April 12, 2018

The Shifts Before The “First Shift”

By Daniel Freess, MD, FACEP

Everyone feels anxious about their first shift on their own or at a new location. This is natural but can be greatly lessened by how one organizes and utilizes their orientation shifts. Most departments will have some orientation process (if they do not … beware). Typically, this will involve at least one or two shifts that involve being a shadow, having a current attending shadow you, or some form of shifts with reduced responsibility.

Many of us feel awkward in this role as we feel that we are wasting people’s time, not carrying our weight, or even wasting our own time. Instead, I encourage new Attendings to see these shifts as an opportunity. Below are ways to make good use of these shifts:

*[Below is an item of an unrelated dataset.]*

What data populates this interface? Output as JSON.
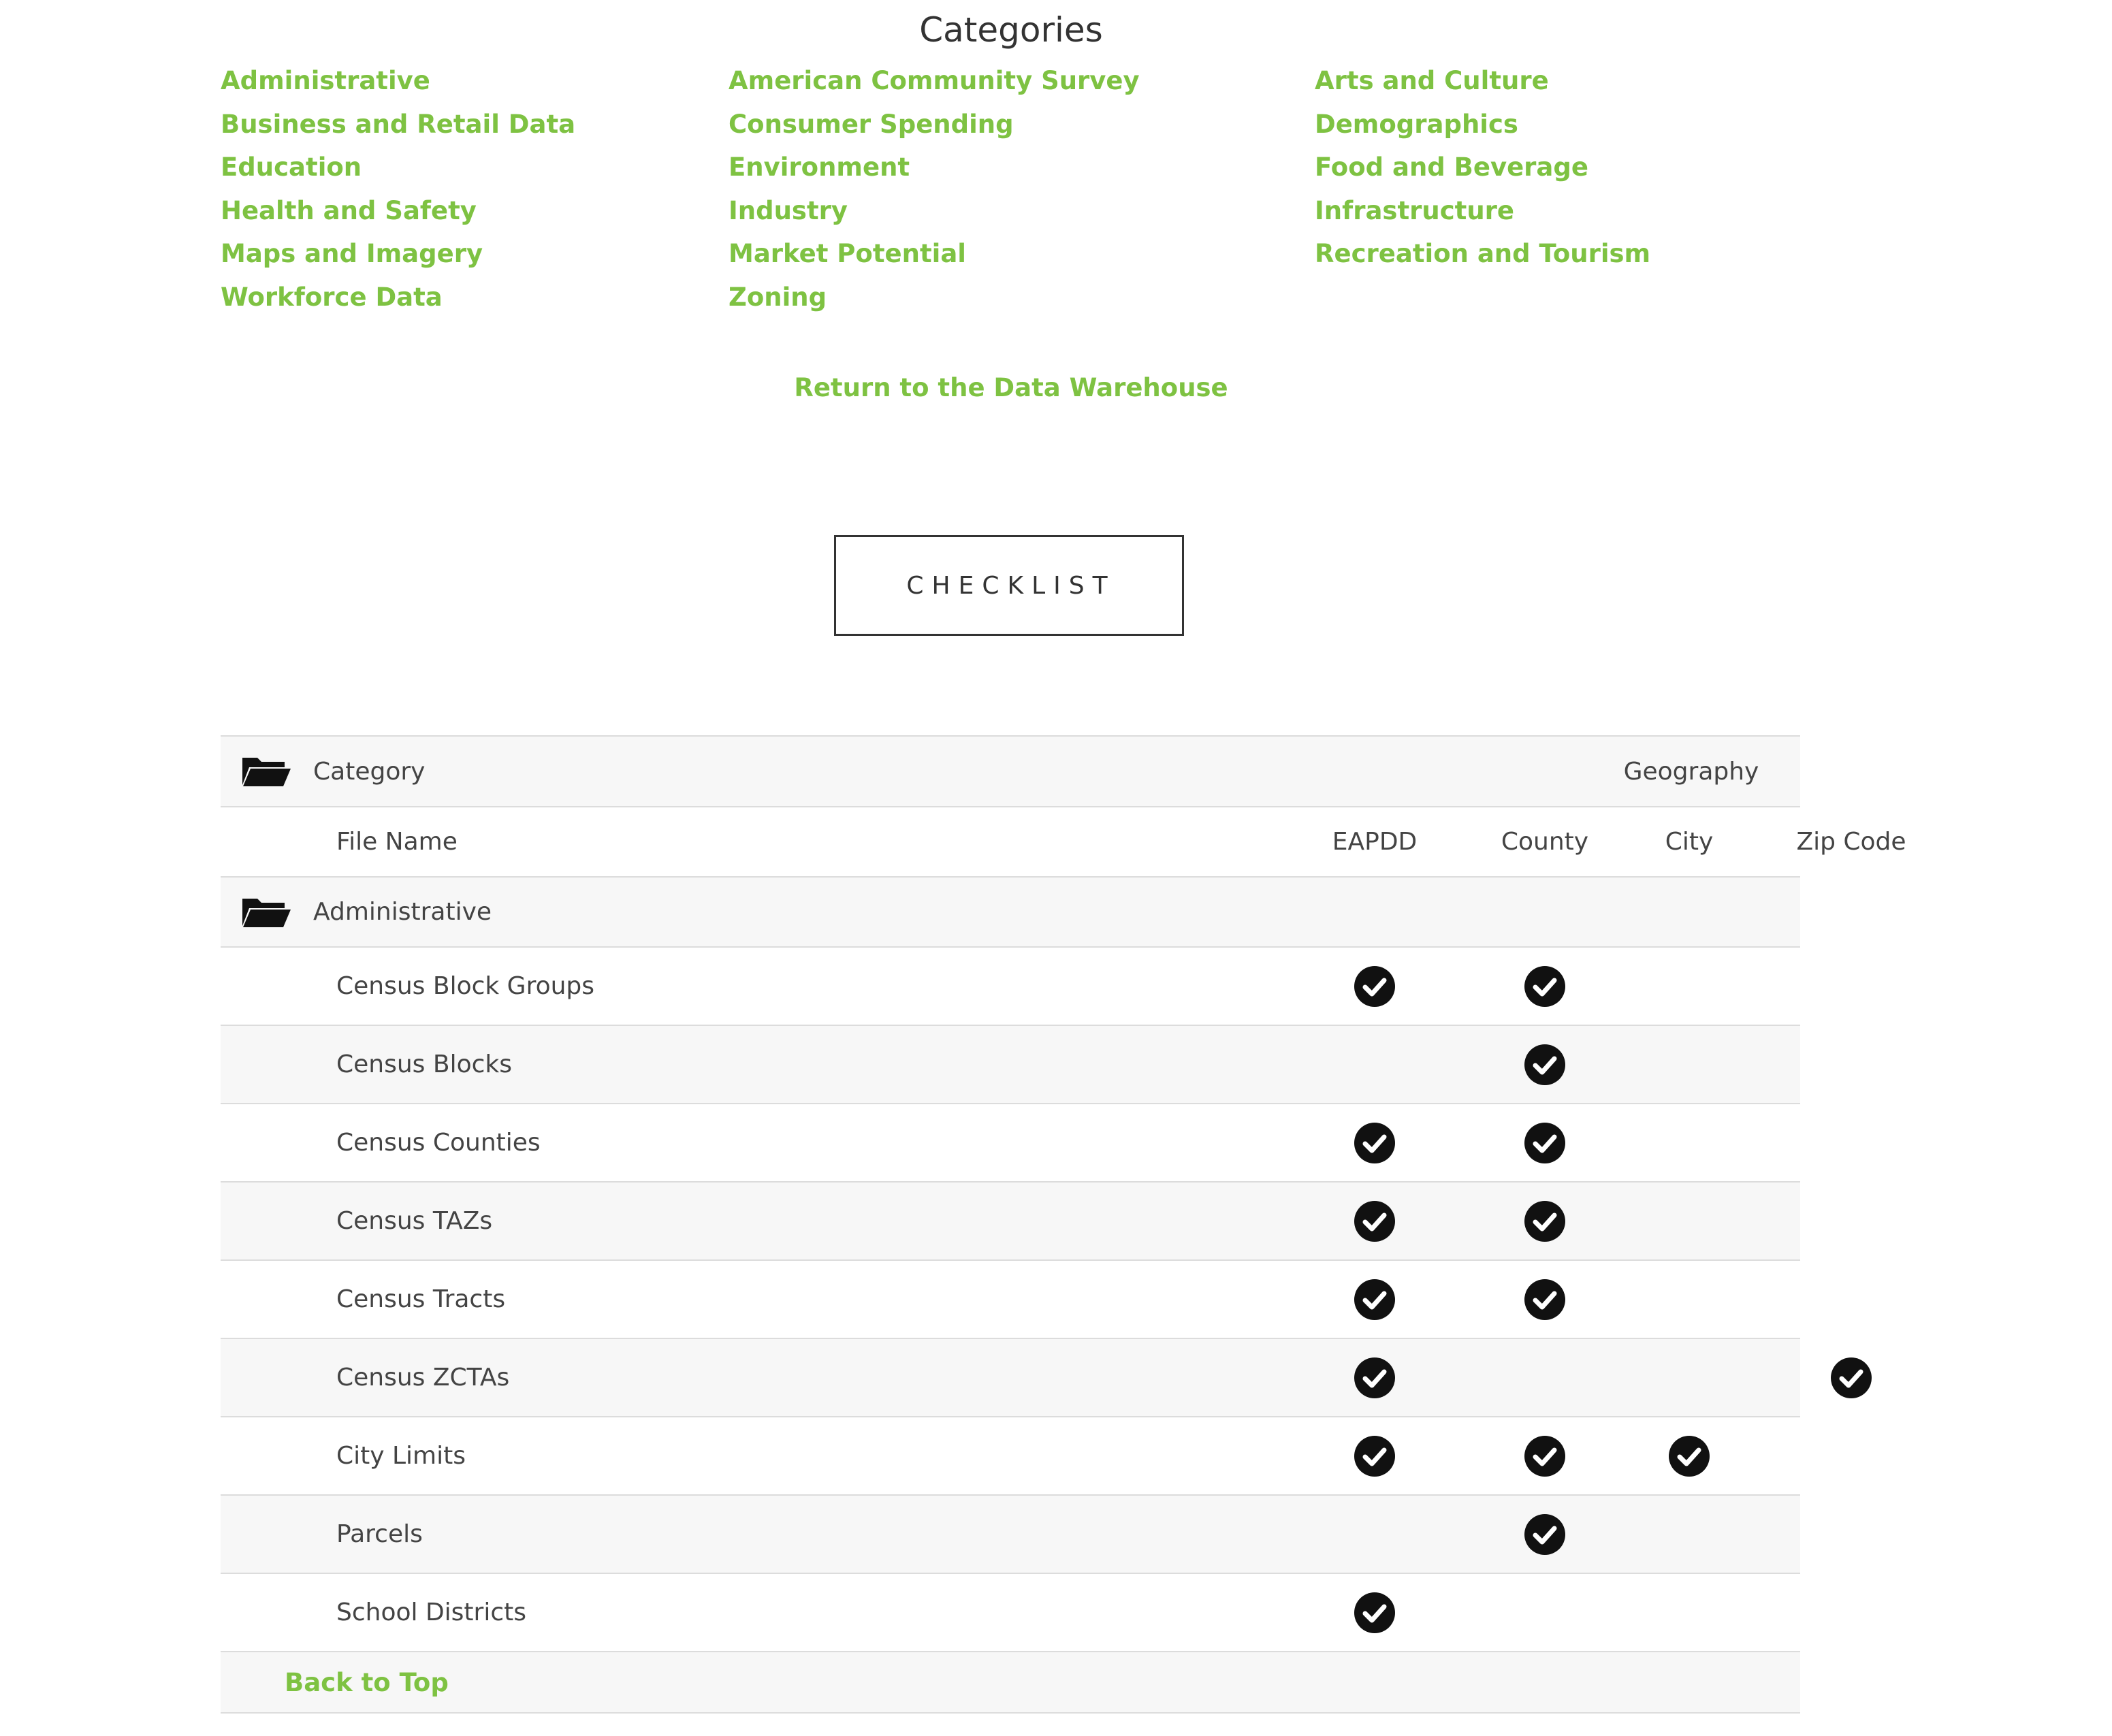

  1. Ideally your first shift(s) should have no clinical responsibility. People often say, “There is no better way to learn than by doing,” but this is not always true. Having at least one whole shift without clinical responsibility allows you to truly look over the shoulder of another physician to see how they document, use the EMR, and structure their workflow. It also allows you to ask lots of questions without feeling that you are getting behind by taking the time to learn. If none of these shifts are offered as part of a “paid orientation,” consider doing one or two anyway just to be maximally prepared.
  2. Either before or during your orientation shifts, take time to play with the EMR. Set up macros, order sets, and other personalizations in advance of your first real shift. If you are on a shadow shift, use the time while the person you are following is seeing patients to practice on the EMR. Many feel that they will set things up as they go once they are documenting on real patients, but this can be very burdensome and usually results in these setup processes being delayed by weeks or months.
  3. Be nosy! Don’t just sit around during downtime while shadowing/orienting. You may feel awkward but investigate the entire department. Open random drawers, walk in random doors, follow nurses and techs around to see where they get things, check on random patients and ask if you can get them anything so that later you know where things are kept.
  4. Make friends with the secretaries. Ask them how you can make their lives easier. Ask what phone calls they typically make versus calls they expect you to make. Ask open-ended questions like “what kinds of things do your favorite attendings do to help you out?”
  5. Find out where the ED staff takes breaks and eats, then do the same. This advice extends beyond the orientation period, but it is particularly useful early on to make yourself part of the team by hanging out and eating in the staff “break room” rather then separately, even if most other attendings do not.